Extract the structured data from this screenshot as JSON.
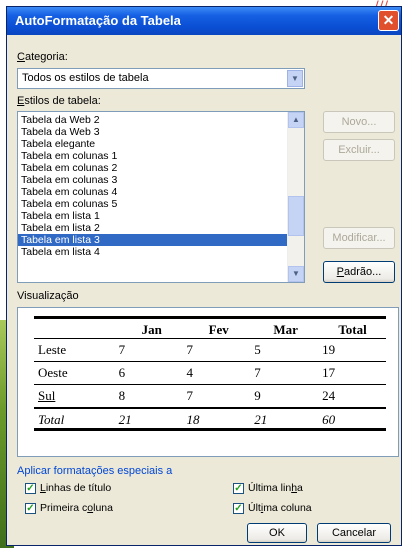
{
  "window": {
    "title": "AutoFormatação da Tabela"
  },
  "categoria": {
    "label_pre": "C",
    "label_mid": "ategoria:",
    "selected": "Todos os estilos de tabela"
  },
  "estilos": {
    "label_pre": "E",
    "label_mid": "stilos de tabela:",
    "items": [
      "Tabela da Web 2",
      "Tabela da Web 3",
      "Tabela elegante",
      "Tabela em colunas 1",
      "Tabela em colunas 2",
      "Tabela em colunas 3",
      "Tabela em colunas 4",
      "Tabela em colunas 5",
      "Tabela em lista 1",
      "Tabela em lista 2",
      "Tabela em lista 3",
      "Tabela em lista 4"
    ],
    "selected_index": 10
  },
  "side_buttons": {
    "novo": "Novo...",
    "excluir": "Excluir...",
    "modificar": "Modificar...",
    "padrao_pre": "P",
    "padrao_rest": "adrão..."
  },
  "preview": {
    "label": "Visualização",
    "headers": [
      "",
      "Jan",
      "Fev",
      "Mar",
      "Total"
    ],
    "rows": [
      [
        "Leste",
        "7",
        "7",
        "5",
        "19"
      ],
      [
        "Oeste",
        "6",
        "4",
        "7",
        "17"
      ],
      [
        "Sul",
        "8",
        "7",
        "9",
        "24"
      ],
      [
        "Total",
        "21",
        "18",
        "21",
        "60"
      ]
    ]
  },
  "special": {
    "label": "Aplicar formatações especiais a",
    "linhas_titulo": {
      "pre": "L",
      "rest": "inhas de título",
      "checked": true
    },
    "primeira_coluna": {
      "pre": "Primeira c",
      "mid": "o",
      "rest": "luna",
      "checked": true
    },
    "ultima_linha": {
      "pre": "Última lin",
      "mid": "h",
      "rest": "a",
      "checked": true
    },
    "ultima_coluna": {
      "pre": "Últ",
      "mid": "i",
      "rest": "ma coluna",
      "checked": true
    }
  },
  "footer": {
    "ok": "OK",
    "cancel": "Cancelar"
  },
  "accent": {
    "titlebar": "#0a4fd4",
    "selection": "#316ac5",
    "close": "#e0502c"
  }
}
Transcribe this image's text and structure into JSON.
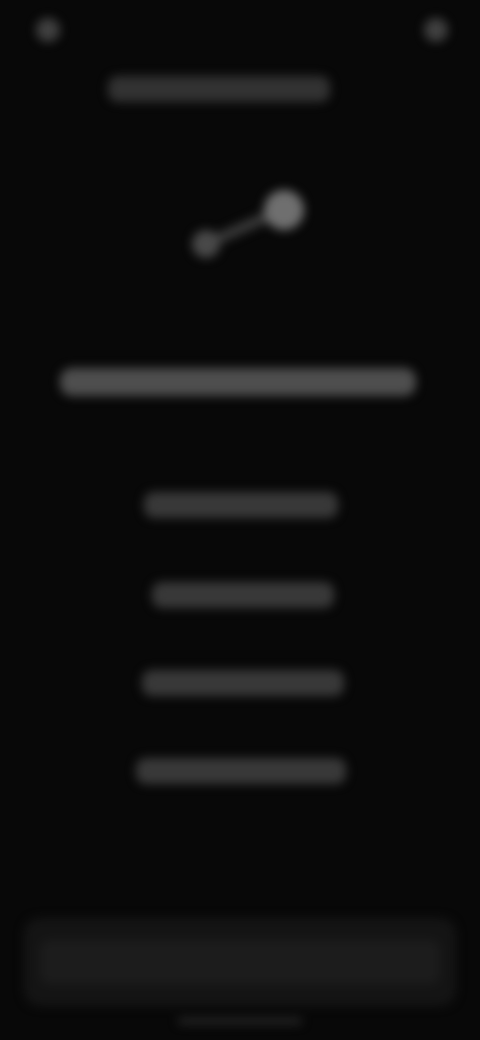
{
  "status_bar": {
    "left_text": "",
    "right_text": ""
  },
  "header": {
    "label": ""
  },
  "hero": {
    "icon": "music-note-icon",
    "title": ""
  },
  "menu": {
    "items": [
      {
        "label": ""
      },
      {
        "label": ""
      },
      {
        "label": ""
      },
      {
        "label": ""
      }
    ]
  },
  "bottom_panel": {
    "label": ""
  },
  "colors": {
    "background": "#080808",
    "text_soft": "#7a7a7a",
    "panel": "#161616"
  }
}
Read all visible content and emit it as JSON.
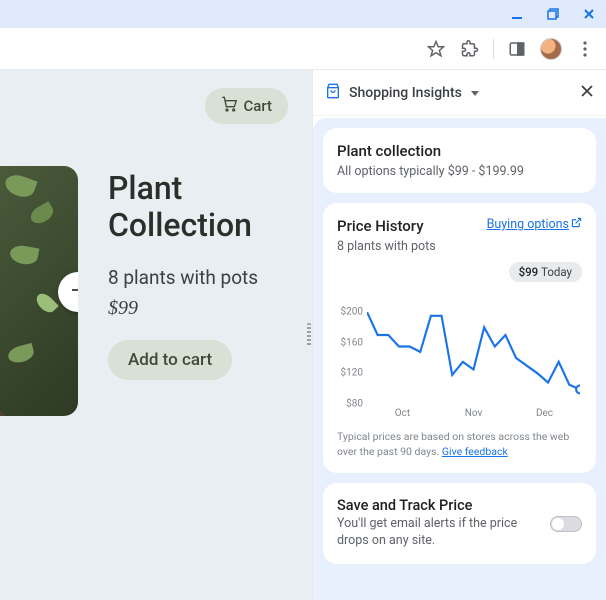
{
  "window": {
    "minimize": "–",
    "restore": "⧉",
    "close": "×"
  },
  "product": {
    "cart_label": "Cart",
    "title_line1": "Plant",
    "title_line2": "Collection",
    "subtitle": "8 plants with pots",
    "price": "$99",
    "add_label": "Add to cart"
  },
  "panel": {
    "title": "Shopping Insights",
    "summary": {
      "title": "Plant collection",
      "sub": "All options typically $99 - $199.99"
    },
    "price_history": {
      "title": "Price History",
      "sub": "8 plants with pots",
      "buying_options": "Buying options",
      "today_price": "$99",
      "today_label": "Today",
      "disclaimer": "Typical prices are based on stores across the web over the past 90 days.",
      "feedback": "Give feedback"
    },
    "track": {
      "title": "Save and Track Price",
      "sub": "You'll get email alerts if the price drops on any site."
    }
  },
  "chart_data": {
    "type": "line",
    "y_ticks": [
      200,
      160,
      120,
      80
    ],
    "x_ticks": [
      "Oct",
      "Nov",
      "Dec"
    ],
    "ylim": [
      80,
      200
    ],
    "today_marker": true,
    "series": [
      {
        "name": "price",
        "values": [
          200,
          170,
          170,
          155,
          155,
          148,
          195,
          195,
          118,
          135,
          125,
          180,
          155,
          170,
          140,
          130,
          120,
          108,
          135,
          105,
          99
        ],
        "color": "#1a73e8"
      }
    ]
  }
}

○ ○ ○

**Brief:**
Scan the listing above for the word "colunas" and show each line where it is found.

**Exercise output:**
      "Tabela em colunas 1",
      "Tabela em colunas 2",
      "Tabela em colunas 3",
      "Tabela em colunas 4",
      "Tabela em colunas 5",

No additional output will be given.